Another important strategy during the maturity stage is to focus on customer service and support. The product manager must ensure that customers have a positive experience with the product and are satisfied with the level of support provided. This can help maintain customer loyalty and differentiate the product from its competitors.
The decline stage is the final stage of the product lifecycle, where the product's shelf life may decline. During this stage, the product manager must consider revising production costs, improving production infrastructure, and developing unique features to keep the product relevant.
One way to keep the product relevant during the decline stage is to revise production costs. The product manager must analyze the production process and identify areas where costs can be reduced without compromising quality. This can help the product remain profitable and compete with newer products in the market.
Another important strategy during the decline stage is to improve production infrastructure. The product manager must ensure that the production process is efficient and cost-effective. This can involve investing in new technology or streamlining the production process to reduce costs.
Finally, the product manager must focus on developing unique features that differentiate the product from its competitors. This can involve analyzing customer feedback and identifying areas where the product can be improved or expanded to appeal to a broader audience.
In conclusion, product lifecycle management is a critical process that every product manager must understand to ensure the success of their product.
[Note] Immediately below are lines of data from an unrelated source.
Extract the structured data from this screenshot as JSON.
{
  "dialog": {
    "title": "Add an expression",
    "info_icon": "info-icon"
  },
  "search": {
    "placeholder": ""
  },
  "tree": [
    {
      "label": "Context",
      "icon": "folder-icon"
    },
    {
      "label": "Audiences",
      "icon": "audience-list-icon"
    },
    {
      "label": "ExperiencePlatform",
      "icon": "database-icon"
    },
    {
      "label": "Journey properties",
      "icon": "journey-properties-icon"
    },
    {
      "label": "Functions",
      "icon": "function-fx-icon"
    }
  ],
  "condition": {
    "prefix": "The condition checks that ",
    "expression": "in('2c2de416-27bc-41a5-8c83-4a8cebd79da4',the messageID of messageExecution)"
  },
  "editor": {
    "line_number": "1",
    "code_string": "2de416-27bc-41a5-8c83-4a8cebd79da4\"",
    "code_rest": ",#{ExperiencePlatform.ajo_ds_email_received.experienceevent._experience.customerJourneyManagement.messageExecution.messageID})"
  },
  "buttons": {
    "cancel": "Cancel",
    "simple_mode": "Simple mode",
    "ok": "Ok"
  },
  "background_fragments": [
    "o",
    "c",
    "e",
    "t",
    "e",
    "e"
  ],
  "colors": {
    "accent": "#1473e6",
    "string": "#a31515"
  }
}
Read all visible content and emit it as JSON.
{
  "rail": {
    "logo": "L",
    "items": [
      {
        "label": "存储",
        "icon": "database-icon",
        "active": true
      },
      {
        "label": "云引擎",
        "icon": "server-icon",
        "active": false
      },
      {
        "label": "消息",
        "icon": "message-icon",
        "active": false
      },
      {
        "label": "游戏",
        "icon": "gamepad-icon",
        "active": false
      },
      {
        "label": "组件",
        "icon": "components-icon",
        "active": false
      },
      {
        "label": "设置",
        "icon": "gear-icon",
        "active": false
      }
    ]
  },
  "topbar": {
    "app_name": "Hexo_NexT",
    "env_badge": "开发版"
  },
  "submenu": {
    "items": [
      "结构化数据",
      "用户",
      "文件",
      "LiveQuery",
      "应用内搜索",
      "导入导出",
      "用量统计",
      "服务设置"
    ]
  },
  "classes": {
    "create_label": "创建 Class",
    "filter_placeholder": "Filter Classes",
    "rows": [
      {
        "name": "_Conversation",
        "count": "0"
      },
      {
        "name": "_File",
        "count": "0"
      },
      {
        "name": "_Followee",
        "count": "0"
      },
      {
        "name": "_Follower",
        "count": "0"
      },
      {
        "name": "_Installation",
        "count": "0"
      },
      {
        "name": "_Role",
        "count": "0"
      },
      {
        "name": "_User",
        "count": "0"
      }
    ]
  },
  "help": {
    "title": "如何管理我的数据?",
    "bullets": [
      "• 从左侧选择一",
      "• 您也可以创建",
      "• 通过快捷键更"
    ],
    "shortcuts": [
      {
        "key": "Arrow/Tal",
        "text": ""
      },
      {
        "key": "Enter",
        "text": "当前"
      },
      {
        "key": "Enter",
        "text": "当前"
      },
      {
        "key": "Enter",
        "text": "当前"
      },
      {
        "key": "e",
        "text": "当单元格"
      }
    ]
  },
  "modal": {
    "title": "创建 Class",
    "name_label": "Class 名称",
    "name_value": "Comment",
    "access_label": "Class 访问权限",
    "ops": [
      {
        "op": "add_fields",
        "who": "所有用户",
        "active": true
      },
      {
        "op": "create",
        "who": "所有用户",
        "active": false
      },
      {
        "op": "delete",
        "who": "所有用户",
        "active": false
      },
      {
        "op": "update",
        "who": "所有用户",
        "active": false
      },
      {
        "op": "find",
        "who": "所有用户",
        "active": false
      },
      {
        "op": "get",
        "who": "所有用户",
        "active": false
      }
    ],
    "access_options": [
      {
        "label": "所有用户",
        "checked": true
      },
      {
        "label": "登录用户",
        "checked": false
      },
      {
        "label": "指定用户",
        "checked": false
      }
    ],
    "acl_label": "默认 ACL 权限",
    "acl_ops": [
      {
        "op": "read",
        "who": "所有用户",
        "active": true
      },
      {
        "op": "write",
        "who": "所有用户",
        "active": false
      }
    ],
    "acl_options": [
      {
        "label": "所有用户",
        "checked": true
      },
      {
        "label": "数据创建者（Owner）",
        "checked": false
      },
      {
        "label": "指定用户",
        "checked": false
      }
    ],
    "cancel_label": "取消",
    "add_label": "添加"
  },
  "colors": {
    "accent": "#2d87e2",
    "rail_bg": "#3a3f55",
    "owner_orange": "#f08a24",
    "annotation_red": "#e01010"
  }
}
By navigating each stage of the product lifecycle successfully and implementing the strategies discussed in this article, product managers can increase profitability, maintain a competitive edge, and ensure the longevity of their product.
Developing a gimbal stabilizer requires effective product management techniques from ideation, product development, and manufacturing to the product life cycle stages. The process of creating the product may be challenging, but it's crucial to create a sustainable product that fits the user’s needs, differentiate themselves from competitors, and maintain customer loyalty. By implementing such strategies, you can set yourself apart from the competition and succeed in this growing market.